App and web page records
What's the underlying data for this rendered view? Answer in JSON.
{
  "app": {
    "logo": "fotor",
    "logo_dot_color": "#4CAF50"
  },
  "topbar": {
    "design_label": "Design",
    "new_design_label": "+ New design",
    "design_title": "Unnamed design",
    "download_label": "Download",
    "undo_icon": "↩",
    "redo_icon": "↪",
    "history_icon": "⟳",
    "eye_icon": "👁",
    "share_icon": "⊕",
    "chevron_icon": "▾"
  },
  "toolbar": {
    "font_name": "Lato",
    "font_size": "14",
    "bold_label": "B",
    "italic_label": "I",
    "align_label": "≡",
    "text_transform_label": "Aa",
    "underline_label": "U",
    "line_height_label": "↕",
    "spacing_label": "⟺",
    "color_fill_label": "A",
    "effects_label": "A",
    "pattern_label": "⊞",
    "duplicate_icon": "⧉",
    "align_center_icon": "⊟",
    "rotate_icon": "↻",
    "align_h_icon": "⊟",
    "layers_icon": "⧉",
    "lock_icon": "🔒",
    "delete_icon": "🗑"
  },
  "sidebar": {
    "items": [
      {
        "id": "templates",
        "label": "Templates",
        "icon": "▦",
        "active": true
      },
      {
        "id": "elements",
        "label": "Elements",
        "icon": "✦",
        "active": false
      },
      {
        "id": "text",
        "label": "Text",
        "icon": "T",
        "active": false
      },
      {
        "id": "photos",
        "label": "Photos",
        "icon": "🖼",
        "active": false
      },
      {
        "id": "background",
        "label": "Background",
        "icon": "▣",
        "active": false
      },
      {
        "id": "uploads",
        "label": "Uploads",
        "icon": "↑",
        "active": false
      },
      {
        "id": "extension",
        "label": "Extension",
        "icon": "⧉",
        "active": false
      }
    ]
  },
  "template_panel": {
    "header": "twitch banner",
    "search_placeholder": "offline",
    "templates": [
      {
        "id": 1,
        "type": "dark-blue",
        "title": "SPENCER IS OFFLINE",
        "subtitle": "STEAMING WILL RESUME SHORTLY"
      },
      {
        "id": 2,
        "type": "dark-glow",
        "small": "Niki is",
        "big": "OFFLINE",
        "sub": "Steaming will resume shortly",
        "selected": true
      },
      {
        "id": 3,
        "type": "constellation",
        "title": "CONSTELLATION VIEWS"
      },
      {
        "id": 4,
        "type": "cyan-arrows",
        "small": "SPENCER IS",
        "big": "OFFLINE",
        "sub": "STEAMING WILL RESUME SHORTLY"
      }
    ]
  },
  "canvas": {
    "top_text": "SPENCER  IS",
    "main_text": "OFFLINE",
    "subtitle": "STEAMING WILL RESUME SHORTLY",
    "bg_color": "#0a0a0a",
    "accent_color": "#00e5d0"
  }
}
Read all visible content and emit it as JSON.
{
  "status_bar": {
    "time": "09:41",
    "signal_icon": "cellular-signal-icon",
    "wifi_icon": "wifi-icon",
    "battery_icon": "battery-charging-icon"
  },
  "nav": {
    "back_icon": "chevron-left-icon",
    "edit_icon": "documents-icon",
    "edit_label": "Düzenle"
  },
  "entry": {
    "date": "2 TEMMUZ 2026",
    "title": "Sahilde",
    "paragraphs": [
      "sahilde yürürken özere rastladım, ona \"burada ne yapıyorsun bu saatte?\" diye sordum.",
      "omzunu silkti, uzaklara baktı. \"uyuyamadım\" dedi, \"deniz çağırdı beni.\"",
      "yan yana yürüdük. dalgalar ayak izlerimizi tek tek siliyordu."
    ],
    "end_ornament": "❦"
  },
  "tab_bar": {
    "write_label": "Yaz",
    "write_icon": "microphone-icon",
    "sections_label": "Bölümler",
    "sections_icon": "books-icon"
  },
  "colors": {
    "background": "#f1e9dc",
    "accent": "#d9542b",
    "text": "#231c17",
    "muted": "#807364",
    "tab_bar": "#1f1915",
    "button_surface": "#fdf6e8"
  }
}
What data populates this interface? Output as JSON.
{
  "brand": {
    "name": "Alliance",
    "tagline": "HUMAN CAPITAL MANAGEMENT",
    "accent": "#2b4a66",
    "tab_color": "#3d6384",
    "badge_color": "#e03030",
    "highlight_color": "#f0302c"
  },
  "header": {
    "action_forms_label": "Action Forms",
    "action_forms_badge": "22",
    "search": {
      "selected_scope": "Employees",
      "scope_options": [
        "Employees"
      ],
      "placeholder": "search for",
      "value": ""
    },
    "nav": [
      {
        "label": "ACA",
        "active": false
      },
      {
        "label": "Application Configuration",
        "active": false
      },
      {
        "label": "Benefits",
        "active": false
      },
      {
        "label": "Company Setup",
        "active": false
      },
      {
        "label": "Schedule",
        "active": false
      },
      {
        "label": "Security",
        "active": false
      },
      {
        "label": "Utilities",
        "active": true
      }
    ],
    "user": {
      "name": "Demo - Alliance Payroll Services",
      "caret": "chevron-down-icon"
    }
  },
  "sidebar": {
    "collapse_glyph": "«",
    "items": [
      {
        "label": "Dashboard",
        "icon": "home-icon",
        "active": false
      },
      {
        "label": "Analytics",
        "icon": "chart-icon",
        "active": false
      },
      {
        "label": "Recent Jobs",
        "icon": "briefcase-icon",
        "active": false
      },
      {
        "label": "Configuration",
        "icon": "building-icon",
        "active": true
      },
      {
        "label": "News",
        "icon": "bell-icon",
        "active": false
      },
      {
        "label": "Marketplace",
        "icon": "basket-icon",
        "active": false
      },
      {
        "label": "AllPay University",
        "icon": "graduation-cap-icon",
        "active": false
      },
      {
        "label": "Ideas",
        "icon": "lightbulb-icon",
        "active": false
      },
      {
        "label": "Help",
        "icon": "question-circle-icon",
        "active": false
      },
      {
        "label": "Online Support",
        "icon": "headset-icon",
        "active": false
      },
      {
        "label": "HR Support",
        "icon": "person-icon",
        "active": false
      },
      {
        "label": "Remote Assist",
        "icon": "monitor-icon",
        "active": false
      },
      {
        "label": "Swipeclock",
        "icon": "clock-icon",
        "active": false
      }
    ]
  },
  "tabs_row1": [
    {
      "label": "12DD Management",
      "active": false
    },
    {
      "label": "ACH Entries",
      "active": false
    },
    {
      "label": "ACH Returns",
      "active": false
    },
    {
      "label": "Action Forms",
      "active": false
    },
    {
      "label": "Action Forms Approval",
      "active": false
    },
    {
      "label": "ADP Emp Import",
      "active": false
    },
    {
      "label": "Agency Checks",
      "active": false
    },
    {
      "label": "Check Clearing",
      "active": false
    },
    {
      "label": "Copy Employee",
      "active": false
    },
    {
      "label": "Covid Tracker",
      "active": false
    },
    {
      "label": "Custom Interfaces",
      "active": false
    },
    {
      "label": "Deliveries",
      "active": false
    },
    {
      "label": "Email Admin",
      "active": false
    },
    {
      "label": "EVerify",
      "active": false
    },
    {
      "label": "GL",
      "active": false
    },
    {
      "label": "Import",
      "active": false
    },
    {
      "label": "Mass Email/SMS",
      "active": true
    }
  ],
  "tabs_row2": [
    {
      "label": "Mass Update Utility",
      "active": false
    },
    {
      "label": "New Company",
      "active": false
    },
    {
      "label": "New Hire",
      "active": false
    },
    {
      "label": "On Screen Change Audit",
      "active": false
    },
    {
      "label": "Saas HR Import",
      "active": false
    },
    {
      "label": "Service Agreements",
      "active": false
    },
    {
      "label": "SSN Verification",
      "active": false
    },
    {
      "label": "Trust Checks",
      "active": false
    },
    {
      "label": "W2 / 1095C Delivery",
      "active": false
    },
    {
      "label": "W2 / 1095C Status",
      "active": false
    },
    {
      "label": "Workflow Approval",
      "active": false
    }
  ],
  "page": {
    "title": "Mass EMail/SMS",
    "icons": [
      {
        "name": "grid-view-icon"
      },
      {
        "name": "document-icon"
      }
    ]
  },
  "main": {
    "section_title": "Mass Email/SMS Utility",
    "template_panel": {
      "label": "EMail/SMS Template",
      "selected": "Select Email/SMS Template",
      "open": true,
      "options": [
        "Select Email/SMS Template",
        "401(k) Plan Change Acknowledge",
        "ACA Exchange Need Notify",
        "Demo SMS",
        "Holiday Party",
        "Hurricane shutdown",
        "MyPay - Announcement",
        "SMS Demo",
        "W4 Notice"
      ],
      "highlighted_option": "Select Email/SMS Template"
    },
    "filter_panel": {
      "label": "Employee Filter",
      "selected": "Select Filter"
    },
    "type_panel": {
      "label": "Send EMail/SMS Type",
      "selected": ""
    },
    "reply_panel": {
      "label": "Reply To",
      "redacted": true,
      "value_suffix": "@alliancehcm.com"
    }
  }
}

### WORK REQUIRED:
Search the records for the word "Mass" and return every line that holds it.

### RESULT:
      "label": "Mass Email/SMS",
      "label": "Mass Update Utility",
    "title": "Mass EMail/SMS",
    "section_title": "Mass Email/SMS Utility",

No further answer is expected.